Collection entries
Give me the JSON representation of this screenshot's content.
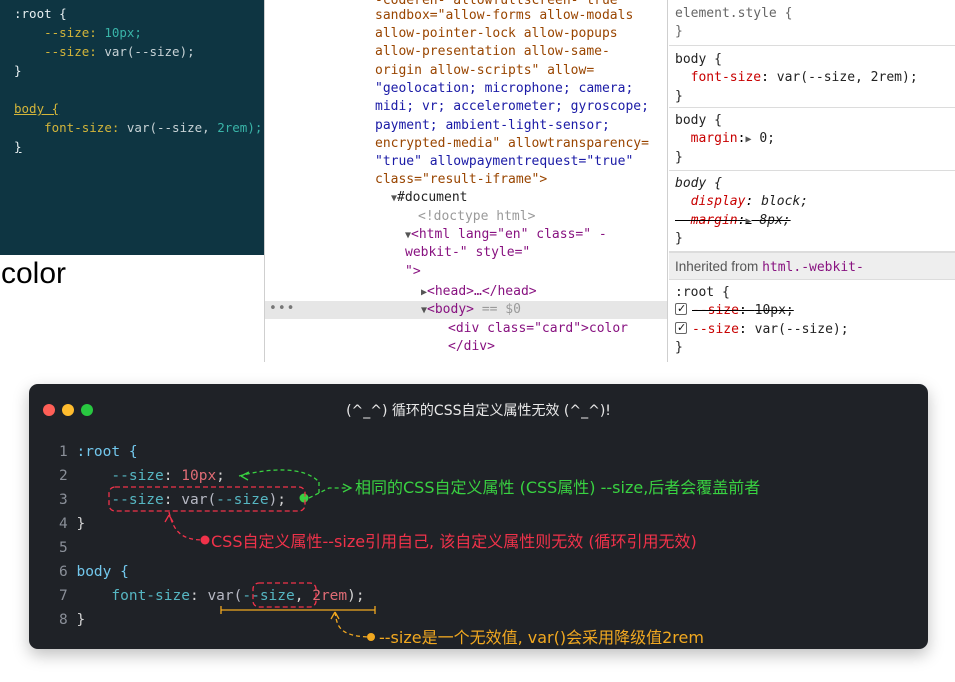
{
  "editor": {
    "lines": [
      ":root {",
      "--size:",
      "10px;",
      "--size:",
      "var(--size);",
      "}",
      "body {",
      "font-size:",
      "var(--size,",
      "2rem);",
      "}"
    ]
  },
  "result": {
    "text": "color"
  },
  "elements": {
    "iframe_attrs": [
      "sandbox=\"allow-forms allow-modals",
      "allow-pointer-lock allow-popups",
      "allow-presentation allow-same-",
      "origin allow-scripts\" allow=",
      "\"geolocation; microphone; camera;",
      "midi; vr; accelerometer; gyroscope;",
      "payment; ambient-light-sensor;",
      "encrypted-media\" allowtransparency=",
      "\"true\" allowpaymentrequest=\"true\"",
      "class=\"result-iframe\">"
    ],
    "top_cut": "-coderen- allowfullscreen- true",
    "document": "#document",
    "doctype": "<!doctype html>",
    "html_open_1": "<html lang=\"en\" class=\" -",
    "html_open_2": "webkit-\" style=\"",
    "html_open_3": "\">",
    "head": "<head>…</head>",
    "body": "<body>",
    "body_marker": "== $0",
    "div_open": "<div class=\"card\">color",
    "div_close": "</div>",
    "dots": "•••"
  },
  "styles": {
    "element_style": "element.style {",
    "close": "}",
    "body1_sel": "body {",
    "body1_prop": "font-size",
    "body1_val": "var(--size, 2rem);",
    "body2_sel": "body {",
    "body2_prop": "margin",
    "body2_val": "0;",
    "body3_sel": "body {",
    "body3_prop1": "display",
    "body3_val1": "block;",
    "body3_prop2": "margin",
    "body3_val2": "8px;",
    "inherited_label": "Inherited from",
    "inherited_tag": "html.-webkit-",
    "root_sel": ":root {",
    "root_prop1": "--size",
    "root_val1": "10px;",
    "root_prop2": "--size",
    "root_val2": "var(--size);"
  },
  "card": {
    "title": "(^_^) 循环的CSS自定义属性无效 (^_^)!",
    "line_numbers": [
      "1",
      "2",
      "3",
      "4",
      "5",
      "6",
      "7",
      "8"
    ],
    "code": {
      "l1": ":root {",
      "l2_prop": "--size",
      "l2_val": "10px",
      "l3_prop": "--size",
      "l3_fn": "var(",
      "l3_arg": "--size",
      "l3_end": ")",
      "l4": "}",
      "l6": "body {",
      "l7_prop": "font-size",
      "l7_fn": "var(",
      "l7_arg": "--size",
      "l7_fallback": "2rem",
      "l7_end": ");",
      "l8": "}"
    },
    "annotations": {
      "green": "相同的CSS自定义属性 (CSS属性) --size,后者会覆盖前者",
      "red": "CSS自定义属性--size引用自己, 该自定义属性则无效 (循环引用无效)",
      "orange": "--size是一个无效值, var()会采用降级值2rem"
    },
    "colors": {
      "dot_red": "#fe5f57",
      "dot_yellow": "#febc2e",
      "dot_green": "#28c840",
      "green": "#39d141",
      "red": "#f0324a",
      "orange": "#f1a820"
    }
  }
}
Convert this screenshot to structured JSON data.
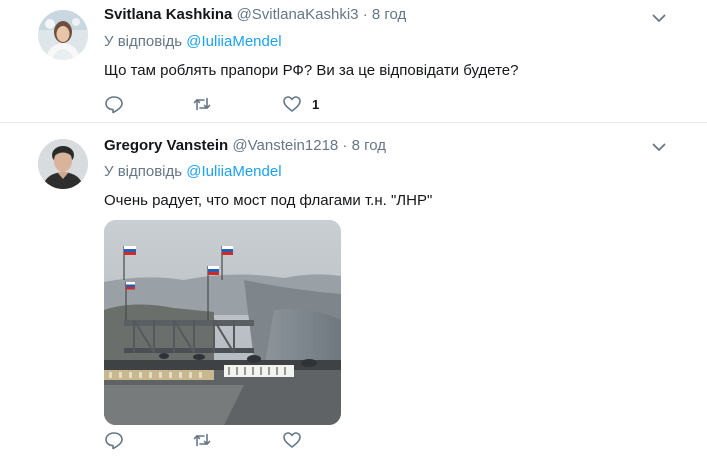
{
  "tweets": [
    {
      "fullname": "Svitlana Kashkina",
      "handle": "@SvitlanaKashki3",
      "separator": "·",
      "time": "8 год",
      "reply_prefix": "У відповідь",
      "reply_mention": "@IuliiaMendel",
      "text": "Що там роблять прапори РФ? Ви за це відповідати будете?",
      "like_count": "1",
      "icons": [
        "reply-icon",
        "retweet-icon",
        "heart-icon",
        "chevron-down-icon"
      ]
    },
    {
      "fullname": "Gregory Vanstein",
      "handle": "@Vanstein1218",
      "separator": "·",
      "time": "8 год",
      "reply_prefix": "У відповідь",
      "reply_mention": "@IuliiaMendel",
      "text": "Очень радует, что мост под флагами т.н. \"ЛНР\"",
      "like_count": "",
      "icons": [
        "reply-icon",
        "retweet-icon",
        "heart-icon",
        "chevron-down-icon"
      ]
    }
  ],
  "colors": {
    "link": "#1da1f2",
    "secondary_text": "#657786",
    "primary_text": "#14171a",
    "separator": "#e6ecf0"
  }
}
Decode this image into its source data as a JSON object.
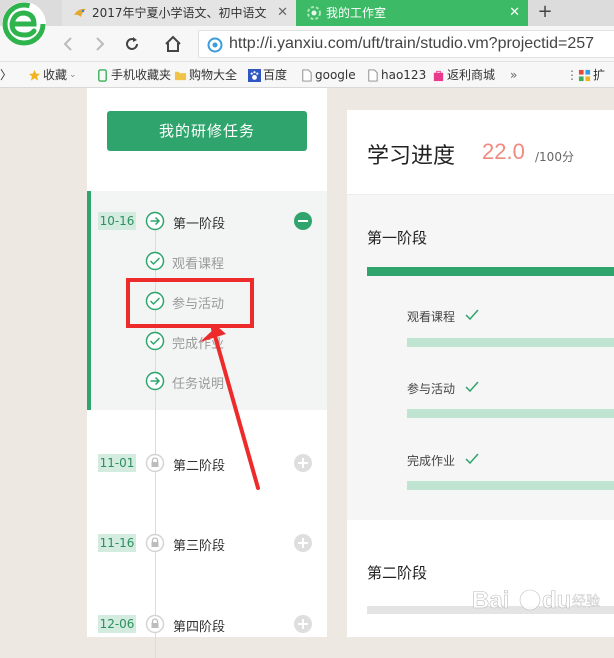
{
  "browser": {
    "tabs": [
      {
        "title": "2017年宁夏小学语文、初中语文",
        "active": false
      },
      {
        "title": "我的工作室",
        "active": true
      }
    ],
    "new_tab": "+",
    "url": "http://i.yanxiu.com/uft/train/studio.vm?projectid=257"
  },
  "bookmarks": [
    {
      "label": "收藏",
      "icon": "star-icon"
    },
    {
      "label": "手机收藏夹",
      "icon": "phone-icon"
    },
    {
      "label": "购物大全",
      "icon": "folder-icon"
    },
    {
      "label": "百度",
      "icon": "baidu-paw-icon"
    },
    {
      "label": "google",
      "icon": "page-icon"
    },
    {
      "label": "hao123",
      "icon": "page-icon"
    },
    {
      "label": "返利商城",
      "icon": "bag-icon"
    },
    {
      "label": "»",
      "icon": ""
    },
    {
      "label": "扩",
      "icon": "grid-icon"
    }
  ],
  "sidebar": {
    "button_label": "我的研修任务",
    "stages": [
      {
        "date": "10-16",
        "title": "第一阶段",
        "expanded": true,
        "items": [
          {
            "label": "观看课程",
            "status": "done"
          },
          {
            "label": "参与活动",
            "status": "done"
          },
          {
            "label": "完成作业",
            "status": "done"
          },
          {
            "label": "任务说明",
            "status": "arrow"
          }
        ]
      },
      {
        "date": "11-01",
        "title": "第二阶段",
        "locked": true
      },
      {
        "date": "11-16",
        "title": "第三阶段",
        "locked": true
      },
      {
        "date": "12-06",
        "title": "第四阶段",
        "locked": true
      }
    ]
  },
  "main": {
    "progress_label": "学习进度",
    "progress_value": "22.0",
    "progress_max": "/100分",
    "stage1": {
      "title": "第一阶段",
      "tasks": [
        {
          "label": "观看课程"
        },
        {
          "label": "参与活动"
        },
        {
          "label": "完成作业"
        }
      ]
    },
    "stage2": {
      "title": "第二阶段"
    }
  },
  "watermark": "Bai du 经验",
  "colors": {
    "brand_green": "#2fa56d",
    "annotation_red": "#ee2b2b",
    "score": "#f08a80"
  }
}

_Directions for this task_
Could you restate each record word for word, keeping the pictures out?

_Task answer_
Give me the JSON representation of this screenshot's content.
{
  "editor": {
    "lines": [
      ":root {",
      "--size:",
      "10px;",
      "--size:",
      "var(--size);",
      "}",
      "body {",
      "font-size:",
      "var(--size,",
      "2rem);",
      "}"
    ]
  },
  "result": {
    "text": "color"
  },
  "elements": {
    "iframe_attrs": [
      "sandbox=\"allow-forms allow-modals",
      "allow-pointer-lock allow-popups",
      "allow-presentation allow-same-",
      "origin allow-scripts\" allow=",
      "\"geolocation; microphone; camera;",
      "midi; vr; accelerometer; gyroscope;",
      "payment; ambient-light-sensor;",
      "encrypted-media\" allowtransparency=",
      "\"true\" allowpaymentrequest=\"true\"",
      "class=\"result-iframe\">"
    ],
    "top_cut": "-coderen- allowfullscreen- true",
    "document": "#document",
    "doctype": "<!doctype html>",
    "html_open_1": "<html lang=\"en\" class=\" -",
    "html_open_2": "webkit-\" style=\"",
    "html_open_3": "\">",
    "head": "<head>…</head>",
    "body": "<body>",
    "body_marker": "== $0",
    "div_open": "<div class=\"card\">color",
    "div_close": "</div>",
    "dots": "•••"
  },
  "styles": {
    "element_style": "element.style {",
    "close": "}",
    "body1_sel": "body {",
    "body1_prop": "font-size",
    "body1_val": "var(--size, 2rem);",
    "body2_sel": "body {",
    "body2_prop": "margin",
    "body2_val": "0;",
    "body3_sel": "body {",
    "body3_prop1": "display",
    "body3_val1": "block;",
    "body3_prop2": "margin",
    "body3_val2": "8px;",
    "inherited_label": "Inherited from",
    "inherited_tag": "html.-webkit-",
    "root_sel": ":root {",
    "root_prop1": "--size",
    "root_val1": "10px;",
    "root_prop2": "--size",
    "root_val2": "var(--size);"
  },
  "card": {
    "title": "(^_^) 循环的CSS自定义属性无效 (^_^)!",
    "line_numbers": [
      "1",
      "2",
      "3",
      "4",
      "5",
      "6",
      "7",
      "8"
    ],
    "code": {
      "l1": ":root {",
      "l2_prop": "--size",
      "l2_val": "10px",
      "l3_prop": "--size",
      "l3_fn": "var(",
      "l3_arg": "--size",
      "l3_end": ")",
      "l4": "}",
      "l6": "body {",
      "l7_prop": "font-size",
      "l7_fn": "var(",
      "l7_arg": "--size",
      "l7_fallback": "2rem",
      "l7_end": ");",
      "l8": "}"
    },
    "annotations": {
      "green": "相同的CSS自定义属性 (CSS属性) --size,后者会覆盖前者",
      "red": "CSS自定义属性--size引用自己, 该自定义属性则无效 (循环引用无效)",
      "orange": "--size是一个无效值, var()会采用降级值2rem"
    },
    "colors": {
      "dot_red": "#fe5f57",
      "dot_yellow": "#febc2e",
      "dot_green": "#28c840",
      "green": "#39d141",
      "red": "#f0324a",
      "orange": "#f1a820"
    }
  }
}
Convert this screenshot to structured JSON data.
{
  "tweets": [
    {
      "fullname": "Svitlana Kashkina",
      "handle": "@SvitlanaKashki3",
      "separator": "·",
      "time": "8 год",
      "reply_prefix": "У відповідь",
      "reply_mention": "@IuliiaMendel",
      "text": "Що там роблять прапори РФ? Ви за це відповідати будете?",
      "like_count": "1",
      "icons": [
        "reply-icon",
        "retweet-icon",
        "heart-icon",
        "chevron-down-icon"
      ]
    },
    {
      "fullname": "Gregory Vanstein",
      "handle": "@Vanstein1218",
      "separator": "·",
      "time": "8 год",
      "reply_prefix": "У відповідь",
      "reply_mention": "@IuliiaMendel",
      "text": "Очень радует, что мост под флагами т.н. \"ЛНР\"",
      "like_count": "",
      "icons": [
        "reply-icon",
        "retweet-icon",
        "heart-icon",
        "chevron-down-icon"
      ]
    }
  ],
  "colors": {
    "link": "#1da1f2",
    "secondary_text": "#657786",
    "primary_text": "#14171a",
    "separator": "#e6ecf0"
  }
}
Decode this image into its source data as a JSON object.
{
  "browser": {
    "tabs": [
      {
        "title": "2017年宁夏小学语文、初中语文",
        "active": false
      },
      {
        "title": "我的工作室",
        "active": true
      }
    ],
    "new_tab": "+",
    "url": "http://i.yanxiu.com/uft/train/studio.vm?projectid=257"
  },
  "bookmarks": [
    {
      "label": "收藏",
      "icon": "star-icon"
    },
    {
      "label": "手机收藏夹",
      "icon": "phone-icon"
    },
    {
      "label": "购物大全",
      "icon": "folder-icon"
    },
    {
      "label": "百度",
      "icon": "baidu-paw-icon"
    },
    {
      "label": "google",
      "icon": "page-icon"
    },
    {
      "label": "hao123",
      "icon": "page-icon"
    },
    {
      "label": "返利商城",
      "icon": "bag-icon"
    },
    {
      "label": "»",
      "icon": ""
    },
    {
      "label": "扩",
      "icon": "grid-icon"
    }
  ],
  "sidebar": {
    "button_label": "我的研修任务",
    "stages": [
      {
        "date": "10-16",
        "title": "第一阶段",
        "expanded": true,
        "items": [
          {
            "label": "观看课程",
            "status": "done"
          },
          {
            "label": "参与活动",
            "status": "done"
          },
          {
            "label": "完成作业",
            "status": "done"
          },
          {
            "label": "任务说明",
            "status": "arrow"
          }
        ]
      },
      {
        "date": "11-01",
        "title": "第二阶段",
        "locked": true
      },
      {
        "date": "11-16",
        "title": "第三阶段",
        "locked": true
      },
      {
        "date": "12-06",
        "title": "第四阶段",
        "locked": true
      }
    ]
  },
  "main": {
    "progress_label": "学习进度",
    "progress_value": "22.0",
    "progress_max": "/100分",
    "stage1": {
      "title": "第一阶段",
      "tasks": [
        {
          "label": "观看课程"
        },
        {
          "label": "参与活动"
        },
        {
          "label": "完成作业"
        }
      ]
    },
    "stage2": {
      "title": "第二阶段"
    }
  },
  "watermark": "Bai du 经验",
  "colors": {
    "brand_green": "#2fa56d",
    "annotation_red": "#ee2b2b",
    "score": "#f08a80"
  }
}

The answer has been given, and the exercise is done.